▶ **WHAT THE EXERCISE ASKS**
Provide only the number of lines in the records below that include "this".

▶ **DATA**
· · · · · · ·

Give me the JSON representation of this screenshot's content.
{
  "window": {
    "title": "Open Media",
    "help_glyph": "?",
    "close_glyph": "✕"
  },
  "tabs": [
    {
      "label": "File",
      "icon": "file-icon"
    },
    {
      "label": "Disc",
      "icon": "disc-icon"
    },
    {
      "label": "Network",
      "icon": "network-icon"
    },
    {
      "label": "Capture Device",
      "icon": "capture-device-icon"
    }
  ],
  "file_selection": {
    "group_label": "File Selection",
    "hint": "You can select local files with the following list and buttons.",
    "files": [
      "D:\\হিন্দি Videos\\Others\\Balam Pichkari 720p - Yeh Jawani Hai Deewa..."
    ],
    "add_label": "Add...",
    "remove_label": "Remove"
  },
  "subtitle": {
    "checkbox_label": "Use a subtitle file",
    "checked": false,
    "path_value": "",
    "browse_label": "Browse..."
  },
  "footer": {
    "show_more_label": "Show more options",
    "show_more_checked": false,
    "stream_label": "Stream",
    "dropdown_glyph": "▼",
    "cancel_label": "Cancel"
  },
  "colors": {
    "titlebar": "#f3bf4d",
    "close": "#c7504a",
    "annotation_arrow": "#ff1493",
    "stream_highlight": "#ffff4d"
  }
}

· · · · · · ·

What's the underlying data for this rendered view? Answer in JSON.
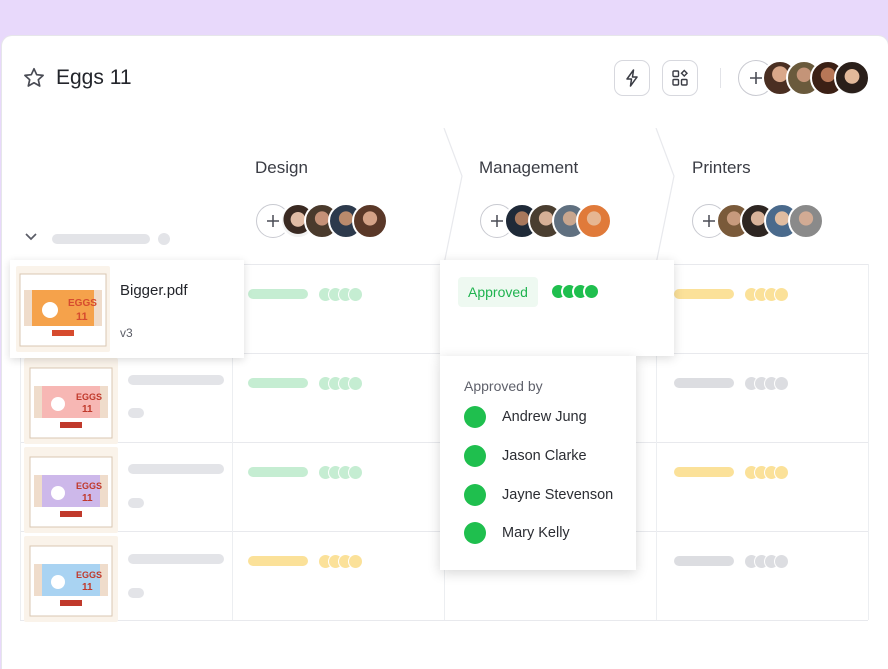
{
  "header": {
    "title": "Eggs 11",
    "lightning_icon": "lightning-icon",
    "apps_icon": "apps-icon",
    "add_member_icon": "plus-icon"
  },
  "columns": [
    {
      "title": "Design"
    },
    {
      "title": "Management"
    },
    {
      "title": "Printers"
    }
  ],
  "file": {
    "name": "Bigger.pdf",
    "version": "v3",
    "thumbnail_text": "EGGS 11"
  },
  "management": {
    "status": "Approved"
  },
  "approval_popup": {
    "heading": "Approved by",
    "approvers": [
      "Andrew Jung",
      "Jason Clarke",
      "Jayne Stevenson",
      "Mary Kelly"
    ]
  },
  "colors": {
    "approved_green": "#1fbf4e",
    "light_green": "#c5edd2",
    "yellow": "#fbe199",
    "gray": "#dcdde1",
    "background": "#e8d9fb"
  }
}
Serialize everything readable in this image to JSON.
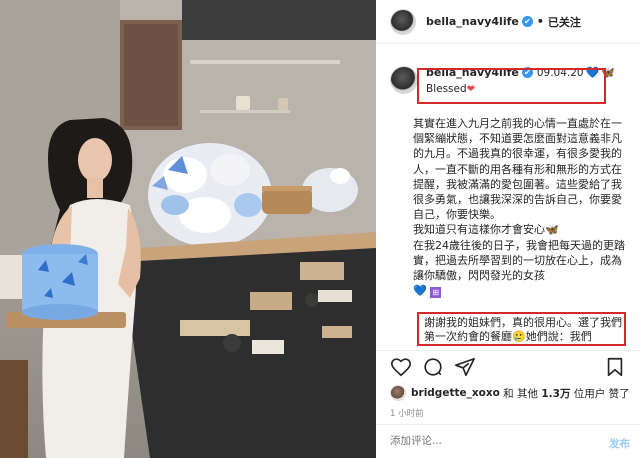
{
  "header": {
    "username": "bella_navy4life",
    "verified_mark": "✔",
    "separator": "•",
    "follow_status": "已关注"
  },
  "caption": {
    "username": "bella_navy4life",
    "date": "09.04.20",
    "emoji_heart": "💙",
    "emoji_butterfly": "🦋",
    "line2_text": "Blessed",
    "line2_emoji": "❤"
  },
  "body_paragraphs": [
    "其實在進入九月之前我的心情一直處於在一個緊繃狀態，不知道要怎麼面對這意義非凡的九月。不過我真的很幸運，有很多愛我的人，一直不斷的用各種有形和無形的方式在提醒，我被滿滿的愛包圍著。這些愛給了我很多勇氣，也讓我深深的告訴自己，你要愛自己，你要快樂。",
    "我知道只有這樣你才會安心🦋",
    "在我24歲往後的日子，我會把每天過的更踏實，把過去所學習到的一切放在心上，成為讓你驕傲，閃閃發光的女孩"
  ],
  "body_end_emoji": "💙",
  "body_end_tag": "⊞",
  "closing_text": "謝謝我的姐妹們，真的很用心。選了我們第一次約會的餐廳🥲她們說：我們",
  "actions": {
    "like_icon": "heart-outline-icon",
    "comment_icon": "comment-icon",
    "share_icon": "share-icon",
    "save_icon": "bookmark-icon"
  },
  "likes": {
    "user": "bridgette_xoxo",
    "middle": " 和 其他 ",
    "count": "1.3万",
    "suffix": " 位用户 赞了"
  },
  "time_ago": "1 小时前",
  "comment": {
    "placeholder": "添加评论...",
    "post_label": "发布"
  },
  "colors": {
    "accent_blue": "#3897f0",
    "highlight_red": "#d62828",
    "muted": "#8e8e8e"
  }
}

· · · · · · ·

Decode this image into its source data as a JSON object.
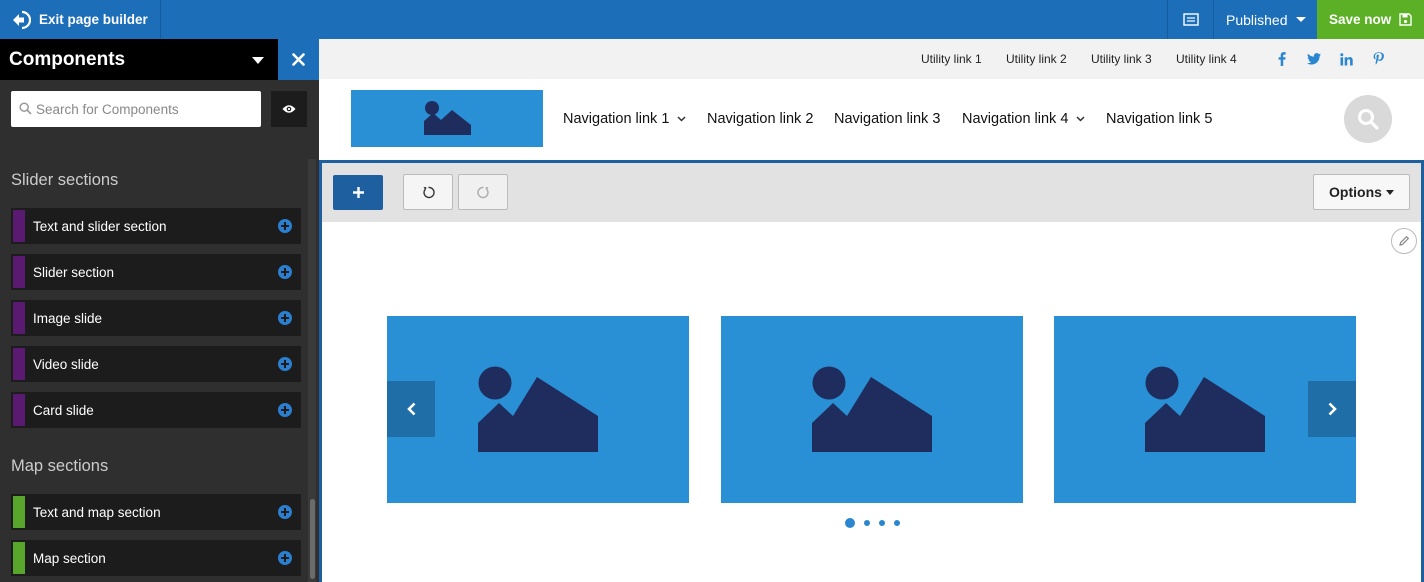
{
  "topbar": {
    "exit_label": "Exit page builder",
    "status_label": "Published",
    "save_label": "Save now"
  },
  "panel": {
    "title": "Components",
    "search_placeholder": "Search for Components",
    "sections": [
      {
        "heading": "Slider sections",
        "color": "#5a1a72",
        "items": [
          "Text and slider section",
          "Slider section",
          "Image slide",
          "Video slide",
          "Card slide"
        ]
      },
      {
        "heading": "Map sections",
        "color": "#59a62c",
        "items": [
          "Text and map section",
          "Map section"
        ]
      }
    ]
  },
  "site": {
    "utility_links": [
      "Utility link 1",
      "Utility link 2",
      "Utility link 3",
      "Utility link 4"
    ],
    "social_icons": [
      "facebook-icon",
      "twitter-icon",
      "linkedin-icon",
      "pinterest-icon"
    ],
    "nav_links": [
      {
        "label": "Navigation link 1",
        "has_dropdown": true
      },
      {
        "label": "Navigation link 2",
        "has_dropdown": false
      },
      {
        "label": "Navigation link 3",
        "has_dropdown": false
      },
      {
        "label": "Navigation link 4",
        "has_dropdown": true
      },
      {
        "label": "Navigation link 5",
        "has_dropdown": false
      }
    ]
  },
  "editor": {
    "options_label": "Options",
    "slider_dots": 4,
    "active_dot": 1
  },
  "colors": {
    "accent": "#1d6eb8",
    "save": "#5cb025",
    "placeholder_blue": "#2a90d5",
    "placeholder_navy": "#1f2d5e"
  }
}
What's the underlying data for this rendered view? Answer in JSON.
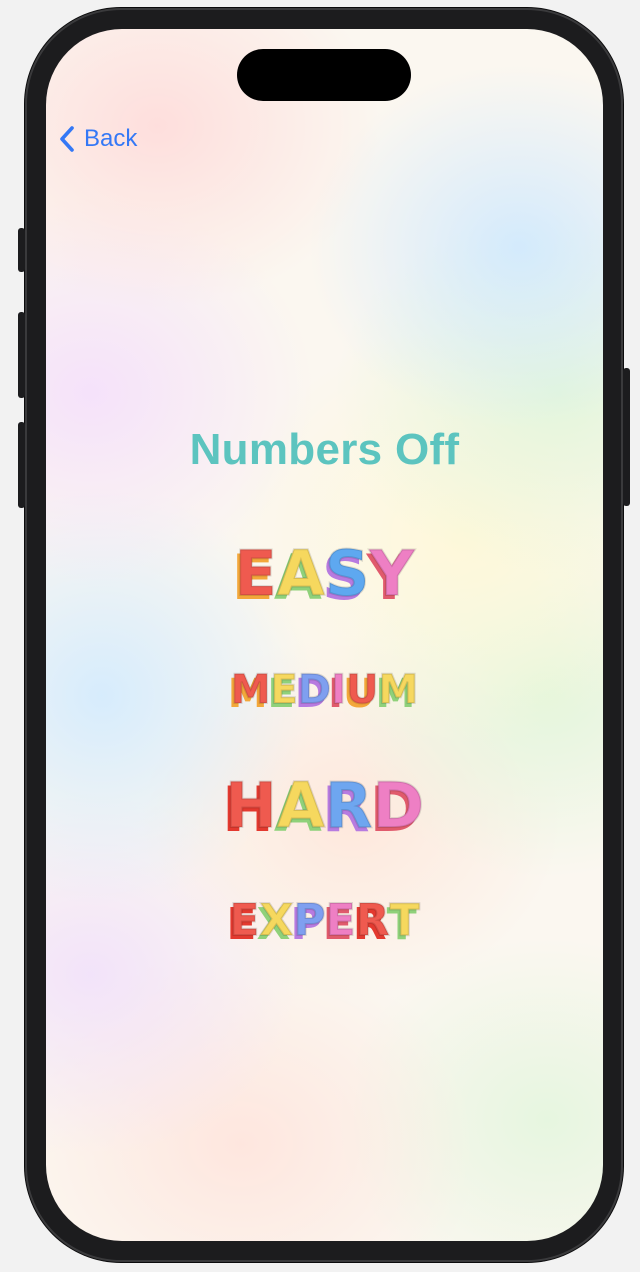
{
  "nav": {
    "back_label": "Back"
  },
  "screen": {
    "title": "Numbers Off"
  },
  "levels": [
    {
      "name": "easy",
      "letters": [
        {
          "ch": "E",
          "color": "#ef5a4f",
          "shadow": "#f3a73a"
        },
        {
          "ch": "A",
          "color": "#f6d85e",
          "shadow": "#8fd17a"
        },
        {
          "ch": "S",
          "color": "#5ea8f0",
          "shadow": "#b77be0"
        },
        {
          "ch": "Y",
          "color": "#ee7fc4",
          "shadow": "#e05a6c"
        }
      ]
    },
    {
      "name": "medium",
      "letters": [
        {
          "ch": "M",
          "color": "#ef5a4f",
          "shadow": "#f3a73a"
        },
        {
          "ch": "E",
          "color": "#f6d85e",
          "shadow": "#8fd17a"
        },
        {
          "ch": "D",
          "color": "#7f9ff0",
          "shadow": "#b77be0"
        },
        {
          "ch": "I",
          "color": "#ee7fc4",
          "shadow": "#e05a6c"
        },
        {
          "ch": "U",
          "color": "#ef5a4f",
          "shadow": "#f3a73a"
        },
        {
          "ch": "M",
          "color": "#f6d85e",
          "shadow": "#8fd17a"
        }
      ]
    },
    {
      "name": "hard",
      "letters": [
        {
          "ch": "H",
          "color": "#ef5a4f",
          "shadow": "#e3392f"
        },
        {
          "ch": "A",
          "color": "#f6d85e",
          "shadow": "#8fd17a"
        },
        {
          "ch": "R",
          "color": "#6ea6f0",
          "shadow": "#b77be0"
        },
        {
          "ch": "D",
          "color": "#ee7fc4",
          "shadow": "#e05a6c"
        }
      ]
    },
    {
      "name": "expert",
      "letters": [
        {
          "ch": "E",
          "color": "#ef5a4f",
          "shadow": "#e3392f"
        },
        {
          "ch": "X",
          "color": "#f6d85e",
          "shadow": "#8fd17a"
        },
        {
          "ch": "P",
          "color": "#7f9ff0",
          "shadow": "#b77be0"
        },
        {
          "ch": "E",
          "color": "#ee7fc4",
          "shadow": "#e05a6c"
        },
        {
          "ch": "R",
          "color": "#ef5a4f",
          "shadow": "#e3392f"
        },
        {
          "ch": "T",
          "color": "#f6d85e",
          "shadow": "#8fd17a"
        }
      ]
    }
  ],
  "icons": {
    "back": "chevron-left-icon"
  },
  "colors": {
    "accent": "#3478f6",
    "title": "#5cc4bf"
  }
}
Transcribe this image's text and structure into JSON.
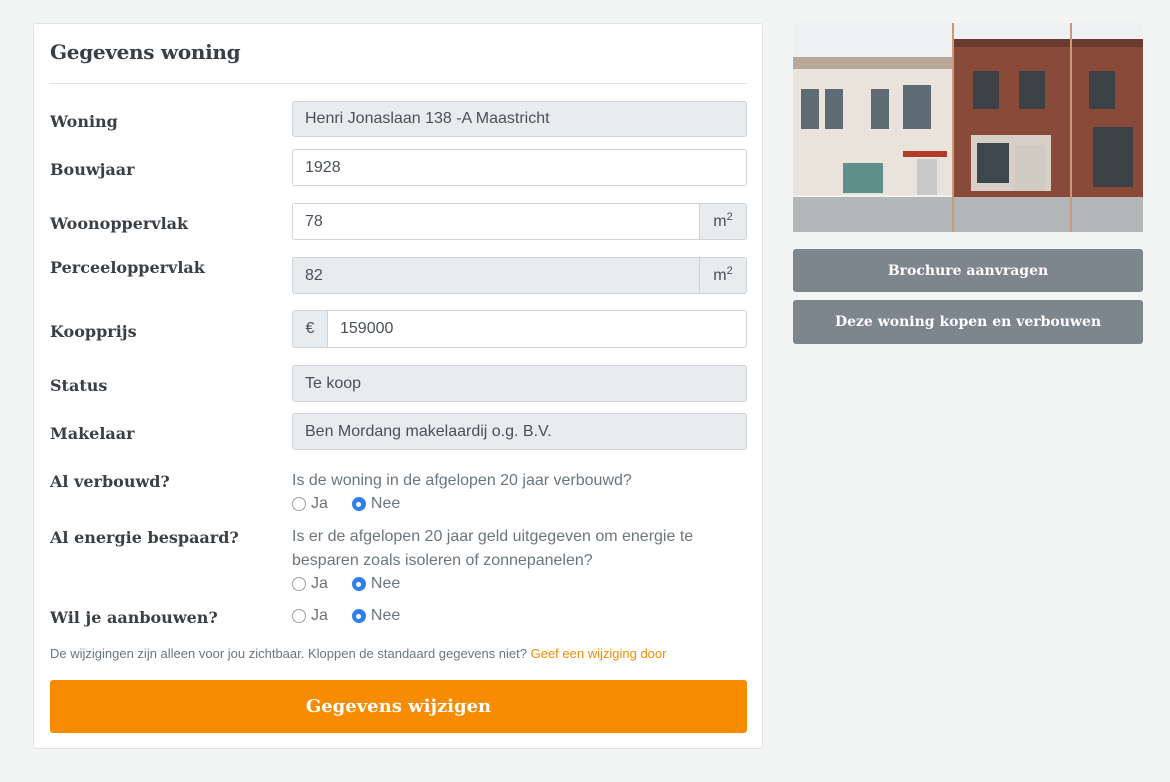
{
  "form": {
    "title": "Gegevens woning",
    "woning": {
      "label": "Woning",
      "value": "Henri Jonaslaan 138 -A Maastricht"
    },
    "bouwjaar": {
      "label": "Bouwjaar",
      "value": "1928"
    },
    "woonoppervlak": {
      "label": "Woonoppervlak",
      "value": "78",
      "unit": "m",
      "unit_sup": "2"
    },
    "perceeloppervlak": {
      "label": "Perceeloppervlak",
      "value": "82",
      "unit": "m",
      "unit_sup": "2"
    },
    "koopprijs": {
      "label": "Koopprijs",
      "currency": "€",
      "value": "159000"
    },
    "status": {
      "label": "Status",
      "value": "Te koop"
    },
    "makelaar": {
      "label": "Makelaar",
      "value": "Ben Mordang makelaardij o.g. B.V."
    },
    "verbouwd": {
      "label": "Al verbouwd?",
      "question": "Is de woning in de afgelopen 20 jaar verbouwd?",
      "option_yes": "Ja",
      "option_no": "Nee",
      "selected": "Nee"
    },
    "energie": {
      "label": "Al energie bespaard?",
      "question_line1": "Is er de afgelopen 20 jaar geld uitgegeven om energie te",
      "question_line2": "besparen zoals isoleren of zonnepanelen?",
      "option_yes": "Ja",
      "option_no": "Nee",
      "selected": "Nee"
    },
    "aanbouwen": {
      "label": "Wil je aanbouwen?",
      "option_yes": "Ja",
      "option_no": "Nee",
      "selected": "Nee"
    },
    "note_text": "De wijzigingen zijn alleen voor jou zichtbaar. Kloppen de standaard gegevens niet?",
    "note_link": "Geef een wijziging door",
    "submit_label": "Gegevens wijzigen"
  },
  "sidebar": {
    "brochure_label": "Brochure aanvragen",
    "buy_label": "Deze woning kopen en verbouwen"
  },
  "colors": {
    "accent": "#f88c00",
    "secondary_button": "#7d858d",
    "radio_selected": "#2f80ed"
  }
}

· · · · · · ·

▶ **RESULT OF THE EXERCISE**
6